It is significant that Lazarus is given a name in Jesus’ parable. Usually we know the names of the rich, while it is the poor that remain anonymous. Here matters are reversed. To remedy this anomaly, tradition has assigned the wealthy man a name. He’s called Dives, which is simply the Latin word for rich man.

For his part, Lazarus is quintessentially poor, hungry, and lacking medical care. His sores are open and the only attention they receive are from dogs that lick his wounds. Meanwhile, Dives seems completely unaware of Lazarus’ presence, though the beggar is standing at his very doorstep. Within the sight of Lazarus, the wealthy one stuffs himself with food to such a degree that the scraps falling from his table would be enough to nourish the poor beggar. But not even those crumbs are shared. How could Dives share? He doesn’t even know that Lazarus exists.

So the two men die, and things are evened out. The rich man goes to hell. We’re not told why. Within the limits of the story, it seems simply for the crime of being rich and unconsciously blind to the presence of the poor. For his part, Lazarus goes to the “bosom of Abraham,” the original Hebrew patriarch.

Lazarus is rewarded. Again, we’re not told why. Within the story, it seems simply because he was poor and Yahweh is partial to the poor, just as he was to the slaves God intervened to save when they were starving in Egypt.

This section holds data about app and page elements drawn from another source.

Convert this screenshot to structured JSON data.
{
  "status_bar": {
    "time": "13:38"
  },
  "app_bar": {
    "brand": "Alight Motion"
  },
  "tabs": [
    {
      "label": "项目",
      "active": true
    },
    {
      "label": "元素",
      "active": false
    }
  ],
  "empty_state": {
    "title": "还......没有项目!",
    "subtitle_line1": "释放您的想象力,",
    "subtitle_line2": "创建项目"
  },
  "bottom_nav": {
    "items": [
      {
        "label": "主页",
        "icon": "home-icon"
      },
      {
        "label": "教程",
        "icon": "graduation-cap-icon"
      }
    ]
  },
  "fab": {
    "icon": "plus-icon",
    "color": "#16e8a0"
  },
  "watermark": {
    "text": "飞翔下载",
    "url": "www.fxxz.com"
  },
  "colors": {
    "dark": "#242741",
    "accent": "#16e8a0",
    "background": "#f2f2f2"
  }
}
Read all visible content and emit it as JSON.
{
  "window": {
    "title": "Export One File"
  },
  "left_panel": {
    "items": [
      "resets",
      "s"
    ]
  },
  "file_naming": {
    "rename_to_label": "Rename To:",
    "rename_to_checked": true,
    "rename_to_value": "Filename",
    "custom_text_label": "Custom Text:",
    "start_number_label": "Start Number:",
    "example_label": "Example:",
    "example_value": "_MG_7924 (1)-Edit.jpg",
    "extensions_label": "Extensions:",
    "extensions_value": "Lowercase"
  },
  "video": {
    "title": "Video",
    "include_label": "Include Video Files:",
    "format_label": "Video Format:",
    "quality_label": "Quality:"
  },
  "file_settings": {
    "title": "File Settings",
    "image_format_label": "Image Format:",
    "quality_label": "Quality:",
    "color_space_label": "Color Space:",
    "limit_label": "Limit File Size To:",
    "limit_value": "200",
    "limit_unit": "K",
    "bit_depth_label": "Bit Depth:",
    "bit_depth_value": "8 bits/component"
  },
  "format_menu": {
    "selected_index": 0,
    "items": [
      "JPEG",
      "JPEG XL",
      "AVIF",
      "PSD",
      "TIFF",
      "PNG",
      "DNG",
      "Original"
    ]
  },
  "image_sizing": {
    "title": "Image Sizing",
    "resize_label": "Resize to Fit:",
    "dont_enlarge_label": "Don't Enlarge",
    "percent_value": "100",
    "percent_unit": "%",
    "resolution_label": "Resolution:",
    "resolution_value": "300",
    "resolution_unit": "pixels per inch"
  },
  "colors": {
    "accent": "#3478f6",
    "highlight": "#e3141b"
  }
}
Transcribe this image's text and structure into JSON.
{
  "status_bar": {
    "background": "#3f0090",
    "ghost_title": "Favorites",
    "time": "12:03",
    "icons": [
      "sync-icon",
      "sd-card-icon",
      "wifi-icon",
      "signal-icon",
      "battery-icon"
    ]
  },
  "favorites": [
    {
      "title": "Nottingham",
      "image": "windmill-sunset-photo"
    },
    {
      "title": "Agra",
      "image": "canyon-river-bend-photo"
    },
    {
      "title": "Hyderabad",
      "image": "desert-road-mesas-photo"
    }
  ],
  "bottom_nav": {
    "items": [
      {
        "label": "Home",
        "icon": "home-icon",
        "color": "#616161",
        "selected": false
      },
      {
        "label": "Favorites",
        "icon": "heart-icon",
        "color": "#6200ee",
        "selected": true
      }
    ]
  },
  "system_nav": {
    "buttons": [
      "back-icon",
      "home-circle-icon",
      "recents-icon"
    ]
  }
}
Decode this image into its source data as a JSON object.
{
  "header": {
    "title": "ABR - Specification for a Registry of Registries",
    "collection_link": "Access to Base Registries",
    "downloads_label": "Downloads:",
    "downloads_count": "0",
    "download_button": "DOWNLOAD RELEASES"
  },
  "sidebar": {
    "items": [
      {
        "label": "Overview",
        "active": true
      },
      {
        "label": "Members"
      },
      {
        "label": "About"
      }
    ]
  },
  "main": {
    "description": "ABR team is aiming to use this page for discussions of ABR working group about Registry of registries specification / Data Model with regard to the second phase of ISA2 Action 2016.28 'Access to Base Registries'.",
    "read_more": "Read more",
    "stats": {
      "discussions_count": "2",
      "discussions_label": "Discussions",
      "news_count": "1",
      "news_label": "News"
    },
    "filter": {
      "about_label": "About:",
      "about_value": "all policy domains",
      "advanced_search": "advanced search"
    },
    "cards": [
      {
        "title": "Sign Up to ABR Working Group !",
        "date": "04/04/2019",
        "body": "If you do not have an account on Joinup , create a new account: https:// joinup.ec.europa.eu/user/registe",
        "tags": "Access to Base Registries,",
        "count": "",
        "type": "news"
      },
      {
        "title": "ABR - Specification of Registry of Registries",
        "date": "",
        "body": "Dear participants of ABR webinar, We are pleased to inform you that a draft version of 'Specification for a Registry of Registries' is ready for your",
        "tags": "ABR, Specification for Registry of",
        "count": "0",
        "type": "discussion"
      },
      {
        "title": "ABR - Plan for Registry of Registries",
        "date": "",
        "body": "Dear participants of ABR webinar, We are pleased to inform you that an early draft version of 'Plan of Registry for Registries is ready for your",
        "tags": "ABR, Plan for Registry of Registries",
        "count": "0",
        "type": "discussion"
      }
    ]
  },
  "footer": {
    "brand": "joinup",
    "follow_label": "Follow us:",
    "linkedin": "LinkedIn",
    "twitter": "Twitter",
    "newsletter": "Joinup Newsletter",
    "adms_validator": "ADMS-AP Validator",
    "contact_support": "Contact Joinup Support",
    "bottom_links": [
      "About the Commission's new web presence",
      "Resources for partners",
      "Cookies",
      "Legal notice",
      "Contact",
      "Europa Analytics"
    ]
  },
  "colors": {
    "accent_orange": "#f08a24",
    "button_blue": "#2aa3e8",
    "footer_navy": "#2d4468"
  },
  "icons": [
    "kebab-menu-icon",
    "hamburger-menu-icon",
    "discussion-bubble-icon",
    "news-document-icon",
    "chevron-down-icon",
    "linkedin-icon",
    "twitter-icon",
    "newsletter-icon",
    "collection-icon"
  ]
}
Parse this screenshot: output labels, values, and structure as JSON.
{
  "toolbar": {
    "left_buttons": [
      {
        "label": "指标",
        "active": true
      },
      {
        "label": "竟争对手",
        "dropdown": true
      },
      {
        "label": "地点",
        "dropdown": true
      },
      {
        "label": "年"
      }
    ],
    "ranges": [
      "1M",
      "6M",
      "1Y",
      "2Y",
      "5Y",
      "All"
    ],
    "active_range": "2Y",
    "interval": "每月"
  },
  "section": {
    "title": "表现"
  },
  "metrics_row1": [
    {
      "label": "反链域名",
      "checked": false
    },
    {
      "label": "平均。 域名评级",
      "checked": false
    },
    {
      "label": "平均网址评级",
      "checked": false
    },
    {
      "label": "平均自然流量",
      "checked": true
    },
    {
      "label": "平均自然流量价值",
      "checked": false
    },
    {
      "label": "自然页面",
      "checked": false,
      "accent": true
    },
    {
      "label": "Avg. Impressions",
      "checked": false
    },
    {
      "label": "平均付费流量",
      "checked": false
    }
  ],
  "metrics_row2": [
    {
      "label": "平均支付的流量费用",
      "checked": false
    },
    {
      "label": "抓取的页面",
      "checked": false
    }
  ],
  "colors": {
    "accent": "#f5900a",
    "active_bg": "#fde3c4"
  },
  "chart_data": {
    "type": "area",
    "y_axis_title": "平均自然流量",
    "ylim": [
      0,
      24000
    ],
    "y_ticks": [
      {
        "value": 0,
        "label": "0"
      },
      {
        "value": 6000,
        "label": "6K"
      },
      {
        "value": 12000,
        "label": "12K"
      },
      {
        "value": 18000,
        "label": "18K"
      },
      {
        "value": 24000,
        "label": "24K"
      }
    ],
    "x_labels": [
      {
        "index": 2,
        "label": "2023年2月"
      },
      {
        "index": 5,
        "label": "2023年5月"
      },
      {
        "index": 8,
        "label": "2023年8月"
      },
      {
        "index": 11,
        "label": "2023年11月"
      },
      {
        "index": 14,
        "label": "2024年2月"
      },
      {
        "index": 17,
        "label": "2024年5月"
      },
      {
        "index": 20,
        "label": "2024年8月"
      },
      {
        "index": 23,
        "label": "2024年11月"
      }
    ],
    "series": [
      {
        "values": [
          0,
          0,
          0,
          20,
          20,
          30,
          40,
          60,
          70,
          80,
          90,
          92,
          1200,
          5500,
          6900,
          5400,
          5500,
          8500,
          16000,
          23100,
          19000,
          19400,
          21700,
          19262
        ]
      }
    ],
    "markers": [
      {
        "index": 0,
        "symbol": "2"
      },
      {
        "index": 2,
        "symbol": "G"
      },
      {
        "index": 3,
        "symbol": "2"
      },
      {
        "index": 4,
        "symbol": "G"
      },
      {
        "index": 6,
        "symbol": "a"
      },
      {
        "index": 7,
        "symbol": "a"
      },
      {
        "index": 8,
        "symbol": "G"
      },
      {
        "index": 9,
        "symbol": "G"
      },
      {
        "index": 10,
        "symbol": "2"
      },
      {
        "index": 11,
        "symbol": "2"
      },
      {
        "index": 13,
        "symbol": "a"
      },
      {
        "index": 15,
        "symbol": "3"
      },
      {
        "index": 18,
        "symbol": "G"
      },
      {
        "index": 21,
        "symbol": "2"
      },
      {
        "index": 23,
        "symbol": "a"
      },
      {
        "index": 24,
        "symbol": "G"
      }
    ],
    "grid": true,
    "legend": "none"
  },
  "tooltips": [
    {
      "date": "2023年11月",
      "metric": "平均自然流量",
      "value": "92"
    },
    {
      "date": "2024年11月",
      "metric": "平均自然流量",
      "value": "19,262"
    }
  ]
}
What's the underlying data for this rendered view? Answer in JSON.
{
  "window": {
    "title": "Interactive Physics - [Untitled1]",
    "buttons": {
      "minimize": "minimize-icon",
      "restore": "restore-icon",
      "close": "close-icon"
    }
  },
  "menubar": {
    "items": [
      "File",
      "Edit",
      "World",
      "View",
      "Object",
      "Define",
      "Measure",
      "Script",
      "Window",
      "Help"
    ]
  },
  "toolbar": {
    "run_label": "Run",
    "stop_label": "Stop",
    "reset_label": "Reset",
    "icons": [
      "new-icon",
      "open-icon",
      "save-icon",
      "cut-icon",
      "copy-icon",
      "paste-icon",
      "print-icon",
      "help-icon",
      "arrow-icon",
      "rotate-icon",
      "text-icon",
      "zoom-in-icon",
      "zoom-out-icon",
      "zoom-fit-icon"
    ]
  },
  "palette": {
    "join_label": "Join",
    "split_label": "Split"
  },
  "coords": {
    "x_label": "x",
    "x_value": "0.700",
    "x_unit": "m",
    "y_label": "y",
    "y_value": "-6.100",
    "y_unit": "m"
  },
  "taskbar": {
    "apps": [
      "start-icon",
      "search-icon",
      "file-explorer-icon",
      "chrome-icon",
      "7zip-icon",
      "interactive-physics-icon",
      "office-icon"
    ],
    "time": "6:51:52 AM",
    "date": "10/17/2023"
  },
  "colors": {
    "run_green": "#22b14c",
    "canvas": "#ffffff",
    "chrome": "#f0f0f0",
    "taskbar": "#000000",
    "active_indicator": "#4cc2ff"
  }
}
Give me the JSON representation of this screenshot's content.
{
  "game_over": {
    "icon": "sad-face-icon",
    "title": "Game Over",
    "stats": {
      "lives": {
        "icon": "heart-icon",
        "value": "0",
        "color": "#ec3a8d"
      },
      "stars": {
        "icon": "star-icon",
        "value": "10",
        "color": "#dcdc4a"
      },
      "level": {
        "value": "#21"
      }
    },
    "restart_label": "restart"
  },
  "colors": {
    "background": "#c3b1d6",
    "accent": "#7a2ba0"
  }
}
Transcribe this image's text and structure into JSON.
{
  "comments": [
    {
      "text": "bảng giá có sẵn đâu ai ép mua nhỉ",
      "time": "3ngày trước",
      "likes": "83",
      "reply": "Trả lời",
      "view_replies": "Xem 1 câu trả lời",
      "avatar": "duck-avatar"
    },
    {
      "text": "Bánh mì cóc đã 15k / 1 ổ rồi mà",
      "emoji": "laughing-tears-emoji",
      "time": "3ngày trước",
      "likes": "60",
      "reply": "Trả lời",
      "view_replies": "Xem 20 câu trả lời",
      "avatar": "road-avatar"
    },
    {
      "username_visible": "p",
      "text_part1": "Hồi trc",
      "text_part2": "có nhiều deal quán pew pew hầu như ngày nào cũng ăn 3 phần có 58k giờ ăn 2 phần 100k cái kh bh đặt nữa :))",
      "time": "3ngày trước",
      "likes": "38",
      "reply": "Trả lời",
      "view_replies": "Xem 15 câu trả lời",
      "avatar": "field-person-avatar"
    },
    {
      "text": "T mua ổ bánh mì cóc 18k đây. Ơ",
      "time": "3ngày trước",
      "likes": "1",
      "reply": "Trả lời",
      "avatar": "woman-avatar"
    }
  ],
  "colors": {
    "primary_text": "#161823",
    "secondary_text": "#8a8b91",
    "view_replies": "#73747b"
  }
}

Seated with Abraham, Lazarus feasts and feasts at the eternal banquet hungry people imagine heaven to be. Dives however is consumed by flame in the afterlife. Fire, of course, is the traditional symbol of God’s presence, or purification, and of punishment. This seems to suggest that after death, both Dives and Lazarus find themselves in the presence of God. However what Lazarus experiences as joyful, Dives experiences as tormenting.

And why? Simply, it seems, because Dives was rich, and Lazarus was poor.

Does the parable tell us that what awaits us all after death is a reversal of the economic conditions in which we now find ourselves? The first will be last; the last first. The rich will be poor, and the poor will be rich. That in itself is highly thought-provoking.

In any case, Yahweh is presented as champion of the poor in this parable, just as in the reading from Amos, in today’s responsorial psalm, and in Paul’s letter to Timothy. And according to liberation theologians, that’s the central characteristic of God throughout the Judeo-Christian tradition. God is on the side of the poor and hates obscene wealth disparity.

You can well imagine how such insight inspired the poor and oppressed throughout the world when it emerged as “liberation theology” following the Second Vatican Council. Poor people everywhere (and especially in Latin America) took courage and were inspired to demand social justice from the rich who had been ignoring them in the New World since the arrival of Columbus 500 years earlier. In fact, Liberation theology motivated social movements more powerfully than any thought current since the publication of the Communist Manifesto in 1848.

And that’s why the reigning empire, the United States of America took action against liberation theology. It initiated what Noam Chomsky calls “the first religious war of the 21st century.” It was a war of the United States against the Catholic Church in Latin America – yes against the Catholic Church. The war killed hundreds of thousands of priests, nuns, lay catechists, social workers, union organizers, students, teachers, and journalists along with ordinary farmers and workers.

Today’s liturgy of the word reminds us not to let the United States have the final word. We are called to divest ourselves of our wealth and to take notice of St. Lazarus at our gates. God is on the side of the poor, not of the rich.